Read the data, and whenever a line holds the word "Solicitation", report that line.

Segment Open

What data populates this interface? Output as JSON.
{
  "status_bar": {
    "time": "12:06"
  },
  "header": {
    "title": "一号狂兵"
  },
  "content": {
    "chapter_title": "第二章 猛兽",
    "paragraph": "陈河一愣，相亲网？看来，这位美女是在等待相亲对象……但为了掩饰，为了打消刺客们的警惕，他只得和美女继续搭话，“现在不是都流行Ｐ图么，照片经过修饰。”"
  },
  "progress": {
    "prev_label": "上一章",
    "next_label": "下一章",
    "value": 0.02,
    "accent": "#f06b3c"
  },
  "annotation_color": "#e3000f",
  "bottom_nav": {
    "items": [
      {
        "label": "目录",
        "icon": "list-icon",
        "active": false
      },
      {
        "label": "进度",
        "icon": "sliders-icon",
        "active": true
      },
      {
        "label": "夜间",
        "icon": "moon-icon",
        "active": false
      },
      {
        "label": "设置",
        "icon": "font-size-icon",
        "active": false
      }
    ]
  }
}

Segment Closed
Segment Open

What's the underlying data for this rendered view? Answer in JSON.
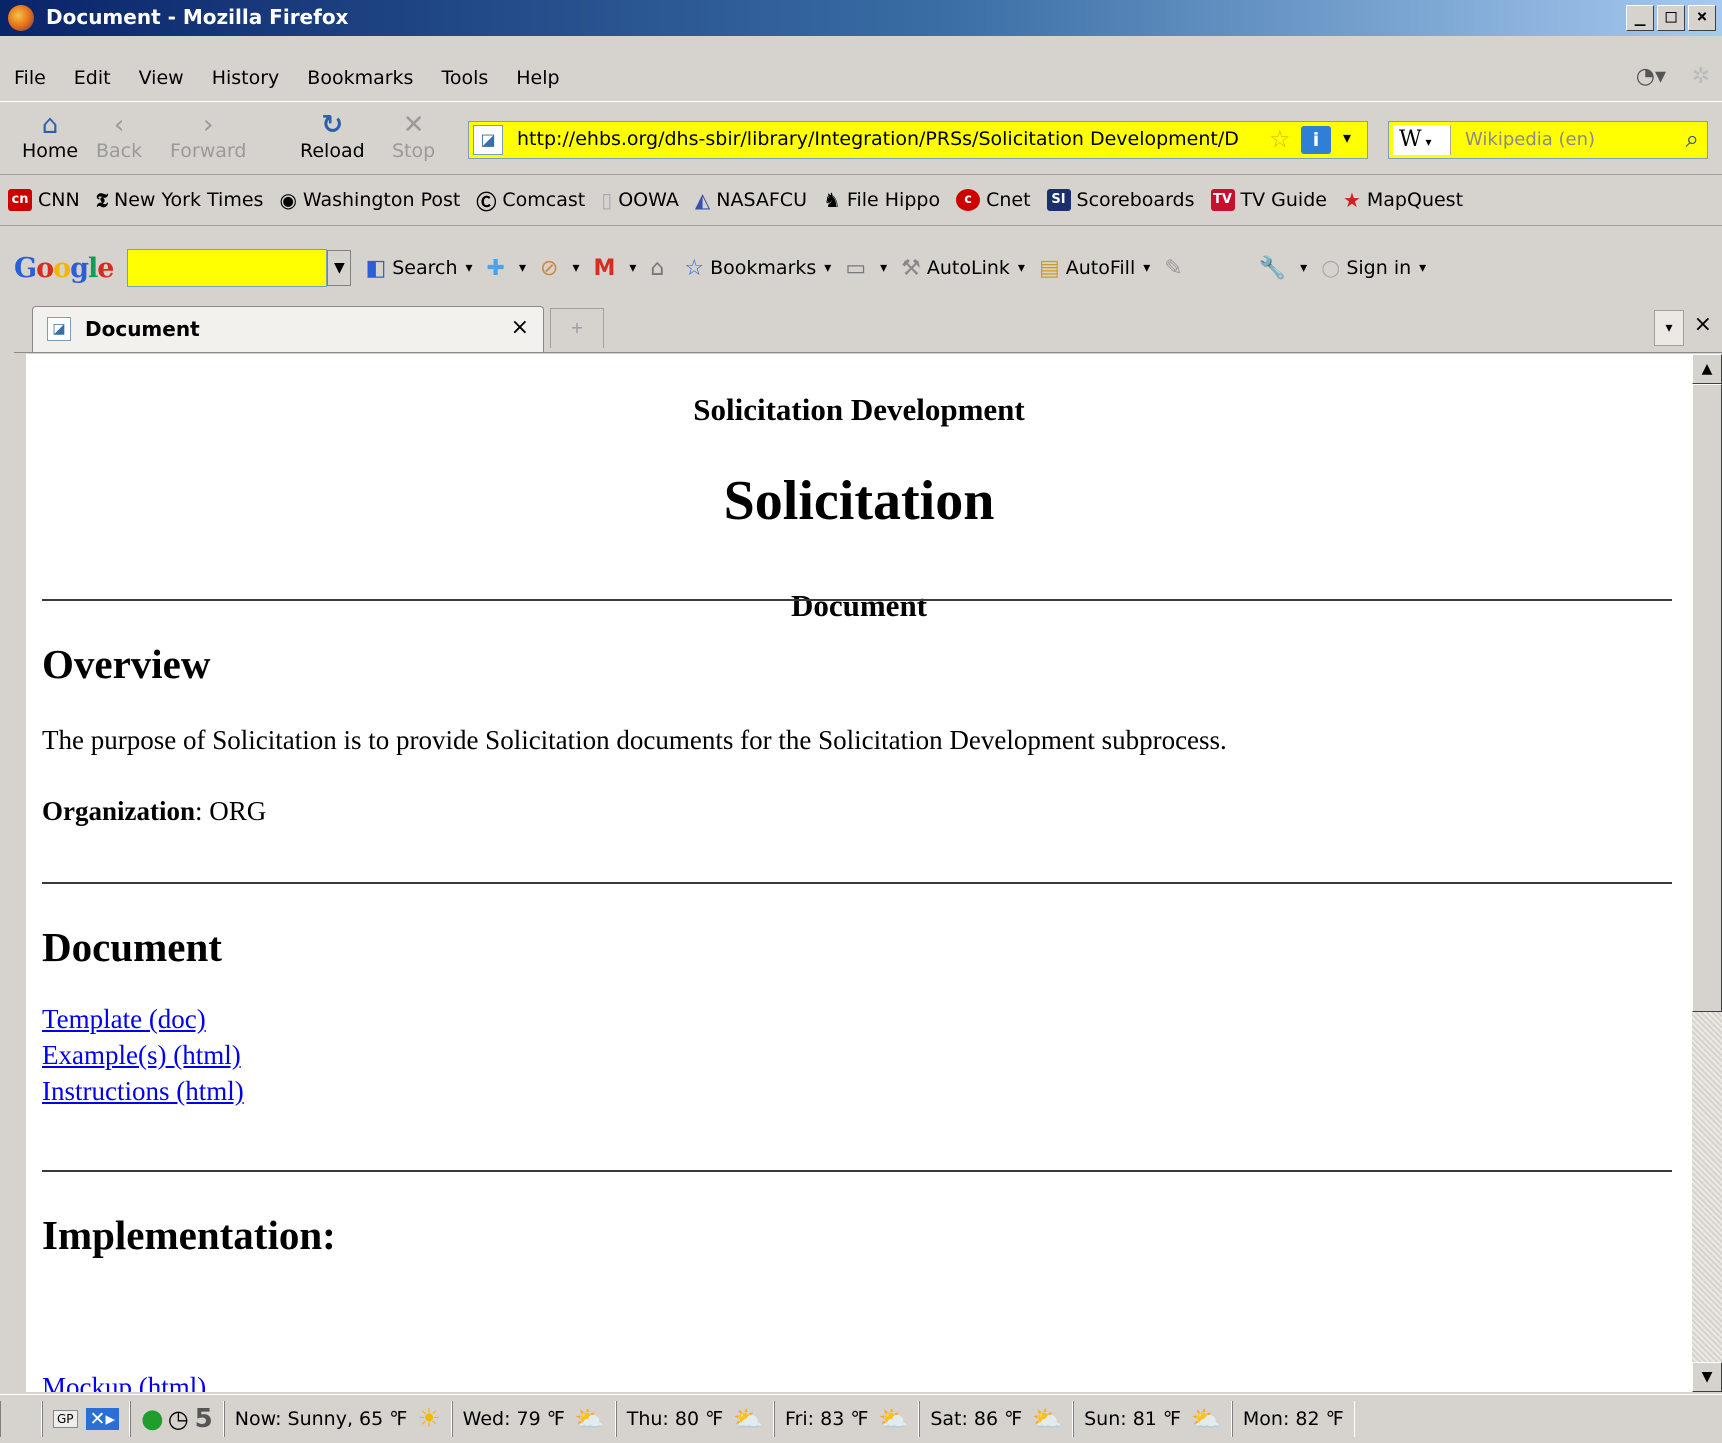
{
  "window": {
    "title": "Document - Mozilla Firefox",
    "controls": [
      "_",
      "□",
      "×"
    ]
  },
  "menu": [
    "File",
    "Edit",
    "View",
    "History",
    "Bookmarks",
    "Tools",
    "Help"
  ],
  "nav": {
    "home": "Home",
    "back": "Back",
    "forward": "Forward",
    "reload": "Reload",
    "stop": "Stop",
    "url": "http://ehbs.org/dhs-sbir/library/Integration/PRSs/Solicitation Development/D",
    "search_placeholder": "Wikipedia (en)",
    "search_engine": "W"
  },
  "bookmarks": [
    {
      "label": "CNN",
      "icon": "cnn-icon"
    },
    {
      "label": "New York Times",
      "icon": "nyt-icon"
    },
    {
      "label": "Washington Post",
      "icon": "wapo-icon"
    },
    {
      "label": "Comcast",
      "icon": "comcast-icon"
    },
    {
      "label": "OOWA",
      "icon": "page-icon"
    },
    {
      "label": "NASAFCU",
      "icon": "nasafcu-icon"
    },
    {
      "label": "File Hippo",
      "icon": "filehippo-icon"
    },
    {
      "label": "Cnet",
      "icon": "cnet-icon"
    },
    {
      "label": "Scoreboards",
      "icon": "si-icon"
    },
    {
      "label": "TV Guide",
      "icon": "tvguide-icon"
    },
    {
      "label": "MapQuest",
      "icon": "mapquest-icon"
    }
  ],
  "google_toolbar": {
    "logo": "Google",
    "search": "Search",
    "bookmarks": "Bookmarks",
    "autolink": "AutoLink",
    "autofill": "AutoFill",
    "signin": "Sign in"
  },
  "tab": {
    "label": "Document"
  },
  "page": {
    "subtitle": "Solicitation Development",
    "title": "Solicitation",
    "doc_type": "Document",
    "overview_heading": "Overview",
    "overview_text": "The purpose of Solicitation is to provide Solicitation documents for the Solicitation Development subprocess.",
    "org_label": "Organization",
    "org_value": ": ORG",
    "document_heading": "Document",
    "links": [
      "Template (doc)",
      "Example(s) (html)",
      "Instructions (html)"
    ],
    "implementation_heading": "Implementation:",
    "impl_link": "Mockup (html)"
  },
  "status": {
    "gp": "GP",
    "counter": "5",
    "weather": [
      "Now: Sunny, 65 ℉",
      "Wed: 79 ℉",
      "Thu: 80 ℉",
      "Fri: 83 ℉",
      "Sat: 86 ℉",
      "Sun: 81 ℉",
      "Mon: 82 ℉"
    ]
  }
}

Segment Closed

- **EXERCISE SOLUTION**:
    "url": "http://ehbs.org/dhs-sbir/library/Integration/PRSs/Solicitation Development/D",
    "subtitle": "Solicitation Development",
    "title": "Solicitation",
    "overview_text": "The purpose of Solicitation is to provide Solicitation documents for the Solicitation Development subprocess.",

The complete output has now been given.